Background:Most models of successful ageing do not allow for the possibility of living“successfully,” despite some degree of cognitive or physical impairment. We reviewed the successful ageing and related quality of life literature to identify their potential predictors. We then tested our hypotheses that wellbeing in adversity would be predicted by mental health (anxiety and depression) and social factors rather than physical health and that it would be stable over time.
Method:We interviewed 224 people with Alzheimer’s disease (AD) and their family carers, recruited to be representative of those living with AD in the community. We reinterviewed 122 (73.1% of eligible) participants 18 months later. Our main outcome measure was the person with AD’s own perception of their life as a whole.

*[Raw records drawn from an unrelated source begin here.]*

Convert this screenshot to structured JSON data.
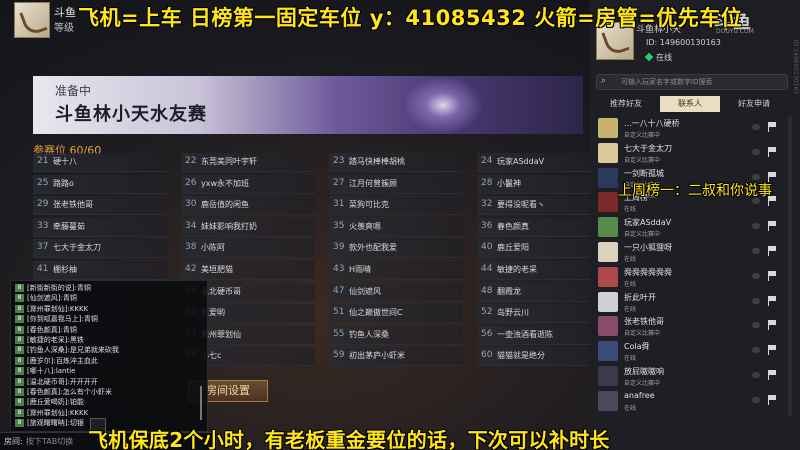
{
  "top_left": {
    "name": "斗鱼",
    "level": "等级"
  },
  "overlay": {
    "top_banner": "飞机=上车 日榜第一固定车位 y：41085432 火箭=房管=优先车位",
    "bottom_banner": "飞机保底2个小时，有老板重金要位的话，下次可以补时长",
    "side_banner": "上周榜一：二叔和你说事"
  },
  "event": {
    "status": "准备中",
    "title": "斗鱼林小天水友赛",
    "seats_label": "参赛位",
    "seats_value": "60/60"
  },
  "slots": [
    [
      {
        "n": "21",
        "name": "硬十八"
      },
      {
        "n": "22",
        "name": "东莞美同叶宇轩"
      },
      {
        "n": "23",
        "name": "踏马快棒棒胡桃"
      },
      {
        "n": "24",
        "name": "玩家ASddaV"
      }
    ],
    [
      {
        "n": "25",
        "name": "路路o"
      },
      {
        "n": "26",
        "name": "yxw永不加班"
      },
      {
        "n": "27",
        "name": "江月何曾簇顾"
      },
      {
        "n": "28",
        "name": "小鬣神"
      }
    ],
    [
      {
        "n": "29",
        "name": "张老铁他哥"
      },
      {
        "n": "30",
        "name": "鹿岳值的闲鱼"
      },
      {
        "n": "31",
        "name": "菜狗可比克"
      },
      {
        "n": "32",
        "name": "要得没呢看ヽ"
      }
    ],
    [
      {
        "n": "33",
        "name": "牵藤蔓茹"
      },
      {
        "n": "34",
        "name": "妹妹影响我打奶"
      },
      {
        "n": "35",
        "name": "火羡爽嗯"
      },
      {
        "n": "36",
        "name": "春色颜真"
      }
    ],
    [
      {
        "n": "37",
        "name": "七大于金太刀"
      },
      {
        "n": "38",
        "name": "小陈阿"
      },
      {
        "n": "39",
        "name": "款外也配我爱"
      },
      {
        "n": "40",
        "name": "鹿丘爱阳"
      }
    ],
    [
      {
        "n": "41",
        "name": "棚杉柚"
      },
      {
        "n": "42",
        "name": "美垣肥猫"
      },
      {
        "n": "43",
        "name": "H雨晴"
      },
      {
        "n": "44",
        "name": "敏捷的老采"
      }
    ],
    [
      {
        "n": "45",
        "name": ""
      },
      {
        "n": "46",
        "name": "温北硬币哥"
      },
      {
        "n": "47",
        "name": "仙剑遮风"
      },
      {
        "n": "48",
        "name": "翻霞龙"
      }
    ],
    [
      {
        "n": "49",
        "name": ""
      },
      {
        "n": "50",
        "name": "愿爱哟"
      },
      {
        "n": "51",
        "name": "仙之巅傲世间C"
      },
      {
        "n": "52",
        "name": "岛野云川"
      }
    ],
    [
      {
        "n": "53",
        "name": ""
      },
      {
        "n": "54",
        "name": "滁州罪划仙"
      },
      {
        "n": "55",
        "name": "钓鱼人深桑"
      },
      {
        "n": "56",
        "name": "一壶浊酒看逝陈"
      }
    ],
    [
      {
        "n": "57",
        "name": ""
      },
      {
        "n": "58",
        "name": "小七c"
      },
      {
        "n": "59",
        "name": "初出茅庐小虾米"
      },
      {
        "n": "60",
        "name": "猫猫就是绝分"
      }
    ]
  ],
  "room_settings_label": "房间设置",
  "chat": {
    "lines": [
      {
        "lv": "8",
        "text": "[新街新街的说]:青铜"
      },
      {
        "lv": "8",
        "text": "[仙剑遮风]:青铜"
      },
      {
        "lv": "8",
        "text": "[滁州罪划仙]:KKKK"
      },
      {
        "lv": "8",
        "text": "[你到呱嘉我马上]:青铜"
      },
      {
        "lv": "8",
        "text": "[春色颜真]:青铜"
      },
      {
        "lv": "8",
        "text": "[敏捷的老采]:黑铁"
      },
      {
        "lv": "8",
        "text": "[钓鱼人深桑]:是兄弟就来砍我"
      },
      {
        "lv": "8",
        "text": "[鹿岁尔]:百炼淬主血此"
      },
      {
        "lv": "8",
        "text": "[哪十八]:lantie"
      },
      {
        "lv": "8",
        "text": "[温北硬币哥]:开开开开"
      },
      {
        "lv": "8",
        "text": "[春色颜真]:怎么有个小虾米"
      },
      {
        "lv": "8",
        "text": "[鹿丘爱喝奶]:铂能"
      },
      {
        "lv": "8",
        "text": "[滁州罪划仙]:KKKK"
      },
      {
        "lv": "8",
        "text": "[旅观曙曙呐]:切银"
      }
    ],
    "input_label": "房间:",
    "input_placeholder": "按下TAB切换"
  },
  "right_panel": {
    "name": "斗鱼林小天",
    "id_text": "ID: 149600130163",
    "online": "在线",
    "logo": "斗鱼",
    "logo_sub": "DOUYU.COM",
    "watermark": "ID 149600130163",
    "search_placeholder": "可输入玩家名字或数字ID搜索",
    "tabs": [
      "推荐好友",
      "联系人",
      "好友申请"
    ],
    "friends": [
      {
        "name": "...一八十八硬桥",
        "status": "自定义比赛中",
        "color": "#c8b070"
      },
      {
        "name": "七大于金太刀",
        "status": "自定义比赛中",
        "color": "#d8c89a"
      },
      {
        "name": "一剑断孤城",
        "status": "自定义比赛中",
        "color": "#2a3a5a"
      },
      {
        "name": "上周榜一",
        "status": "在线",
        "color": "#7a2a2a"
      },
      {
        "name": "玩家ASddaV",
        "status": "自定义比赛中",
        "color": "#5a8a4a"
      },
      {
        "name": "一只小狐狸呀",
        "status": "在线",
        "color": "#dcd0c0"
      },
      {
        "name": "舜舜舜舜舜舜",
        "status": "在线",
        "color": "#b04a4a"
      },
      {
        "name": "折此叶开",
        "status": "在线",
        "color": "#d0d0d0"
      },
      {
        "name": "张老铁他哥",
        "status": "自定义比赛中",
        "color": "#8a4a6a"
      },
      {
        "name": "Cola舜",
        "status": "在线",
        "color": "#3a4a7a"
      },
      {
        "name": "放屁嗷嗷响",
        "status": "自定义比赛中",
        "color": "#3a3a4a"
      },
      {
        "name": "anafree",
        "status": "在线",
        "color": "#4a4a5a"
      }
    ]
  }
}
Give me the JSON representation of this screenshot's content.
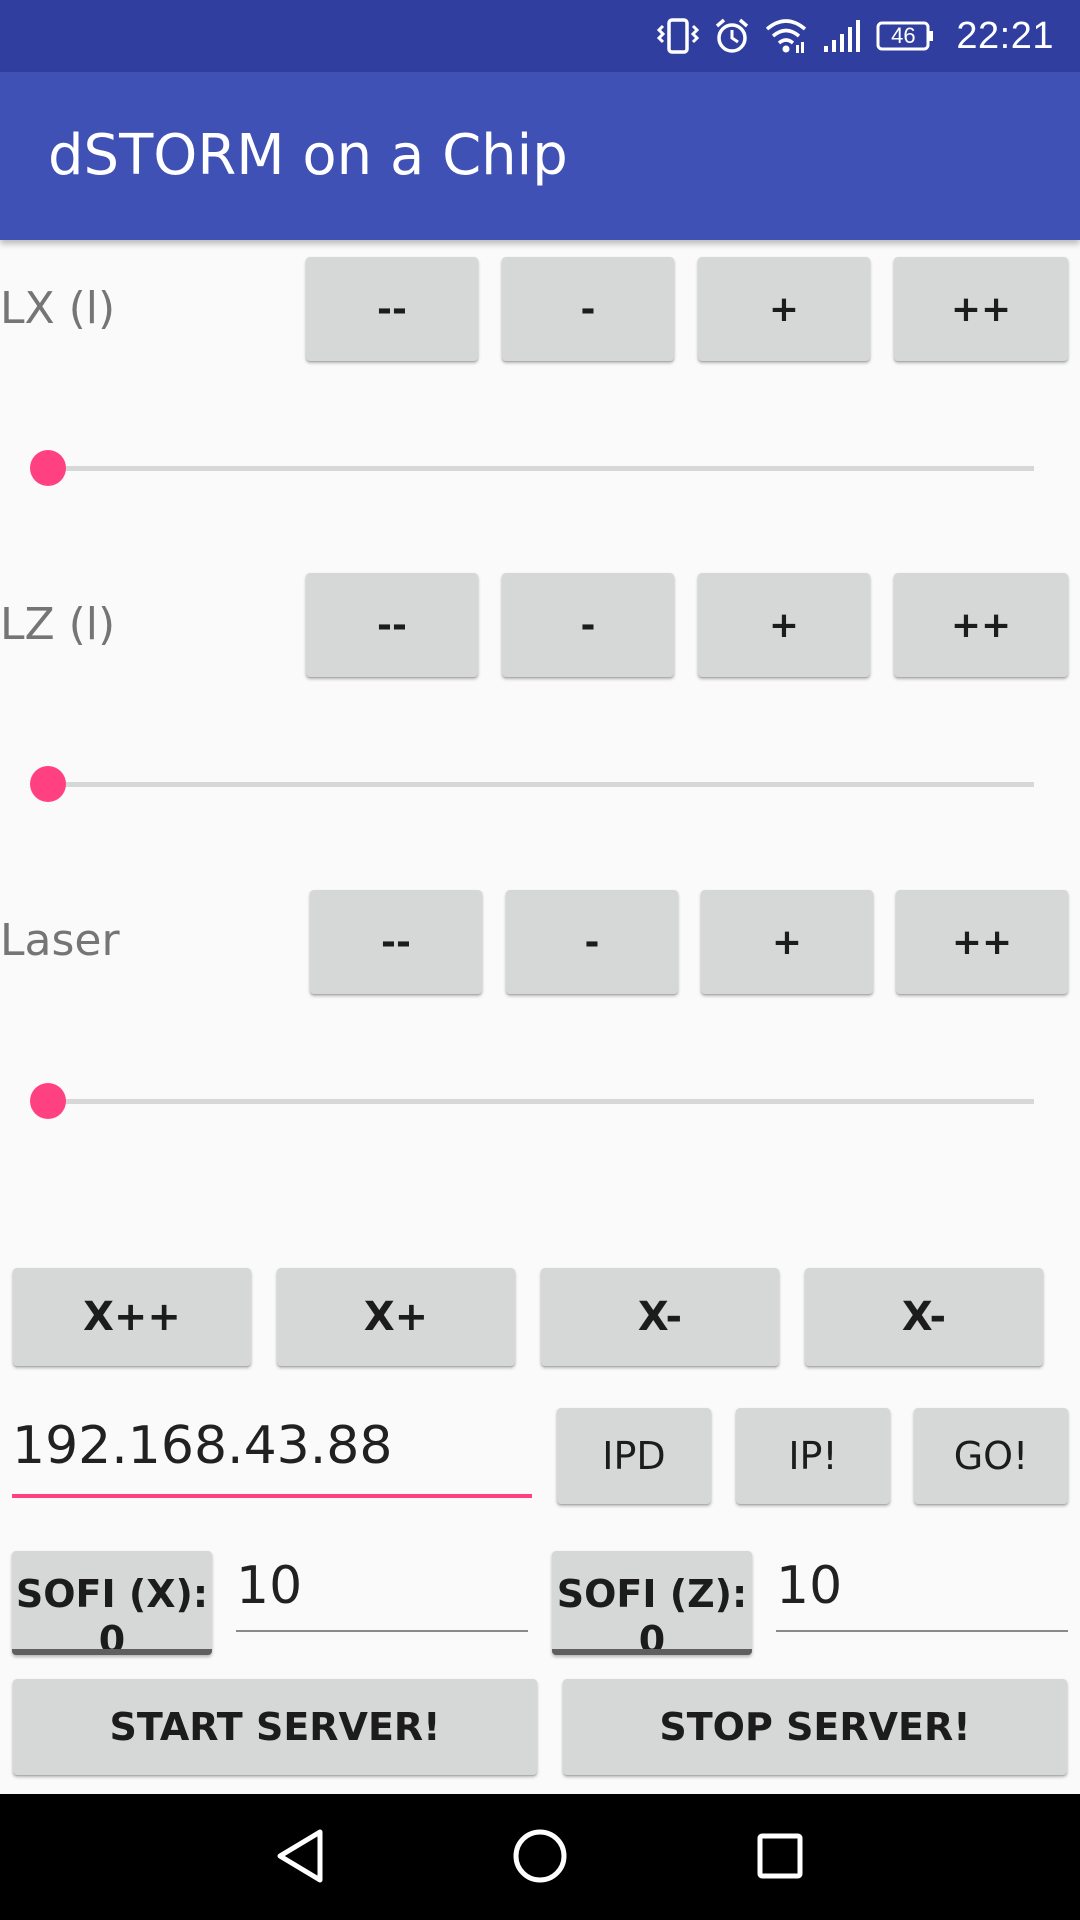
{
  "status_bar": {
    "time": "22:21",
    "battery": "46",
    "icons": [
      "vibrate-icon",
      "alarm-icon",
      "wifi-icon",
      "signal-icon",
      "battery-icon"
    ]
  },
  "app_bar": {
    "title": "dSTORM on a Chip",
    "color": "#3f51b5"
  },
  "controls": [
    {
      "label": "LX (l)",
      "buttons": [
        "--",
        "-",
        "+",
        "++"
      ],
      "slider_value": 0
    },
    {
      "label": "LZ (l)",
      "buttons": [
        "--",
        "-",
        "+",
        "++"
      ],
      "slider_value": 0
    },
    {
      "label": "Laser",
      "buttons": [
        "--",
        "-",
        "+",
        "++"
      ],
      "slider_value": 0
    }
  ],
  "x_buttons": [
    "X++",
    "X+",
    "X-",
    "X-"
  ],
  "ip": {
    "value": "192.168.43.88",
    "buttons": [
      "IPD",
      "IP!",
      "GO!"
    ]
  },
  "sofi": [
    {
      "label": "SOFI (X): 0",
      "value": "10"
    },
    {
      "label": "SOFI (Z): 0",
      "value": "10"
    }
  ],
  "server": {
    "start_label": "START SERVER!",
    "stop_label": "STOP SERVER!"
  },
  "accent_color": "#ff4081",
  "nav_bar": {
    "icons": [
      "back-icon",
      "home-icon",
      "recents-icon"
    ]
  }
}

Results:Mean “wellbeing in adversity” scores did not change significantly over time (t = 0.23). Social relationships, subjective mental health, health perception, ADL and baseline wellbeing in adversity were the significant correlates of wellbeing in adversity on univariate analysis. Only baseline wellbeing in adversity and mental health score were significant predictors in our regression analysis. In a well-fitting structural equation model, less severe dementia and better health perception predicted fewer mental health problems and social relationships, but were not direct predictors of wellbeing in adversity at eighteen months.
Conclusion:Successful ageing was common amongst a cohort of people with dementia. The most important predictors of this were mental health and social relationships, which fully mediated the relationship we found between health perception and wellbeing 18 months later.
- Alzheimers disease
- longitudinal study
- quality of life
- succesful aging